§ Task objective
Determine the count of lines containing "network" in the entries below and return only that figure.

§ Records supplied

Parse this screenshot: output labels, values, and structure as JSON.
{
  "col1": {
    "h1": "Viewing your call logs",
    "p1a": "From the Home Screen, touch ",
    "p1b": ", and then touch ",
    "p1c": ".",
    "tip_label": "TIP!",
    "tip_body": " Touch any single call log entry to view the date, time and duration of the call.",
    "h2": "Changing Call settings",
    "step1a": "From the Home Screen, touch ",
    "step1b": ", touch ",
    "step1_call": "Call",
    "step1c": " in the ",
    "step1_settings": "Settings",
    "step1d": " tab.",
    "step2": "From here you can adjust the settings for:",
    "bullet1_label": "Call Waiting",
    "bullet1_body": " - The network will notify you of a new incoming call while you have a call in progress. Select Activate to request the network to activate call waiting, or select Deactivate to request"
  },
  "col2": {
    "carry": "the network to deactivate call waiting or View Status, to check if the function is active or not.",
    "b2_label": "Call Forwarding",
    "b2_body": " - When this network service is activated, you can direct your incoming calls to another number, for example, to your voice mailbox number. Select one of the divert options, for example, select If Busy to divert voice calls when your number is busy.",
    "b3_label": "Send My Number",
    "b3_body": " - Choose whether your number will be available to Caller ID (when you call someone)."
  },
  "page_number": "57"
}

§ Solution for this problem
3